══ Input for this task

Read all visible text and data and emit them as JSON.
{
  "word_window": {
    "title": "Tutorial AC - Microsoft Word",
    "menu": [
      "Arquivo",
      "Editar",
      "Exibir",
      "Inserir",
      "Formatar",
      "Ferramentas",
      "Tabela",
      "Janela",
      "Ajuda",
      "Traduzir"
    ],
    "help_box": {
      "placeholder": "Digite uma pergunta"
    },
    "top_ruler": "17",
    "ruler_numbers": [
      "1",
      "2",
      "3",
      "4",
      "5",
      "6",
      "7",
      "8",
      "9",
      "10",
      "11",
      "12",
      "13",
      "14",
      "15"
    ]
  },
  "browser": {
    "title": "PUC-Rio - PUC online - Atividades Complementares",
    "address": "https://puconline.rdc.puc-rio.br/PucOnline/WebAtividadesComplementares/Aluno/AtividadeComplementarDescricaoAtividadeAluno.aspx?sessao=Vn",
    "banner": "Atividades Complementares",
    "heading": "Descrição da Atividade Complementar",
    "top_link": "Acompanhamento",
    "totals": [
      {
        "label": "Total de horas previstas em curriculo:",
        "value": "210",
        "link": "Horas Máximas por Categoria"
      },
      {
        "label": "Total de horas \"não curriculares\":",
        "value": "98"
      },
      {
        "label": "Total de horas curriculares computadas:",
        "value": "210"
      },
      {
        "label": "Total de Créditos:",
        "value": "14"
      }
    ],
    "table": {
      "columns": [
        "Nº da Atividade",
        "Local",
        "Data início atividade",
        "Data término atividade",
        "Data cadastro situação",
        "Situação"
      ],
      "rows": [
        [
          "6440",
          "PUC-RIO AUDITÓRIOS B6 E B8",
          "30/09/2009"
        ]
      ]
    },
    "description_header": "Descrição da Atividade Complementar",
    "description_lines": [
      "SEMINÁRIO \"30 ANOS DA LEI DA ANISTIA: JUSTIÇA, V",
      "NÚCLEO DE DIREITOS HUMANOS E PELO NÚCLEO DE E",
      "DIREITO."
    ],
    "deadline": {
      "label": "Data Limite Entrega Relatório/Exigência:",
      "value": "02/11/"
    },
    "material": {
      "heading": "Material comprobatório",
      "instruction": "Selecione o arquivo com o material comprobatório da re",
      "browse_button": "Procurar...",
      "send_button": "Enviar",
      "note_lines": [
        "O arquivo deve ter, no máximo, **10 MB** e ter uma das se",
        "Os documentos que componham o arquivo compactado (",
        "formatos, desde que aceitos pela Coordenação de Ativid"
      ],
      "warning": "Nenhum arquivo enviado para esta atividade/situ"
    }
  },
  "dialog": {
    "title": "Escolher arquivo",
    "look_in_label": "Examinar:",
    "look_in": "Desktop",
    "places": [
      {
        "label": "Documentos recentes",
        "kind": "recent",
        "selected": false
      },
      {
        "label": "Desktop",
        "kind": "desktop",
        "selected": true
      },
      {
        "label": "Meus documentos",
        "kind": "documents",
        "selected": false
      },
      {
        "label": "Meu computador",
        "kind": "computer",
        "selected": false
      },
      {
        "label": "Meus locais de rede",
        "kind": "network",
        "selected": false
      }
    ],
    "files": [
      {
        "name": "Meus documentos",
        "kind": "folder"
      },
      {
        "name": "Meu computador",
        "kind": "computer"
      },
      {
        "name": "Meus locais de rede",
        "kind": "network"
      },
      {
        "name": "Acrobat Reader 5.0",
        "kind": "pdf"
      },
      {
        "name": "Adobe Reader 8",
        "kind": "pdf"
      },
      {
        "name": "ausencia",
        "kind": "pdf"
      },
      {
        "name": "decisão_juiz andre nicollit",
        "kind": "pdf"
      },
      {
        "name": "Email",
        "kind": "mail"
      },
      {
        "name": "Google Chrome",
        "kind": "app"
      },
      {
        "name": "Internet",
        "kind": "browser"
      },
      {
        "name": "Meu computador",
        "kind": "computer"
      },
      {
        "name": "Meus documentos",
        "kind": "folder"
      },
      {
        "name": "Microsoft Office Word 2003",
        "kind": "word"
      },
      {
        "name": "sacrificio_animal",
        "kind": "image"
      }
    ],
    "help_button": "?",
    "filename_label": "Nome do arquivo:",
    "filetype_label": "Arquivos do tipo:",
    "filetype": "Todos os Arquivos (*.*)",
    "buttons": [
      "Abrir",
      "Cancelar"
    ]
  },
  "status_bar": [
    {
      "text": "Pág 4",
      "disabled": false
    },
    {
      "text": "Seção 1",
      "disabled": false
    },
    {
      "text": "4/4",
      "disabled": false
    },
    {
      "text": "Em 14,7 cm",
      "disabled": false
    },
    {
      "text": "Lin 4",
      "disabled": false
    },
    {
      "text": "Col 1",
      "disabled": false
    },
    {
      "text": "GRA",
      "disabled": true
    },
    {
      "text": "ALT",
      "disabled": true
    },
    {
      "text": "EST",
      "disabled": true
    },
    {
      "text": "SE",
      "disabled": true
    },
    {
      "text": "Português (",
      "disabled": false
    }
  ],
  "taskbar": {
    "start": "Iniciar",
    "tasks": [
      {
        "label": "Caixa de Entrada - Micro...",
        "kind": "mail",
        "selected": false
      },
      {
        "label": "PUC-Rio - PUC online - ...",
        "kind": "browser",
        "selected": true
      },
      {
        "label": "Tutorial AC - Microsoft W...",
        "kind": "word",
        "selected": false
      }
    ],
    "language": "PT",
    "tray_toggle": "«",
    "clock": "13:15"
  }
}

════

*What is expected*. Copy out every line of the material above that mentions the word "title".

*Written response*.
    "title": "Tutorial AC - Microsoft Word",
    "title": "PUC-Rio - PUC online - Atividades Complementares",
    "title": "Escolher arquivo",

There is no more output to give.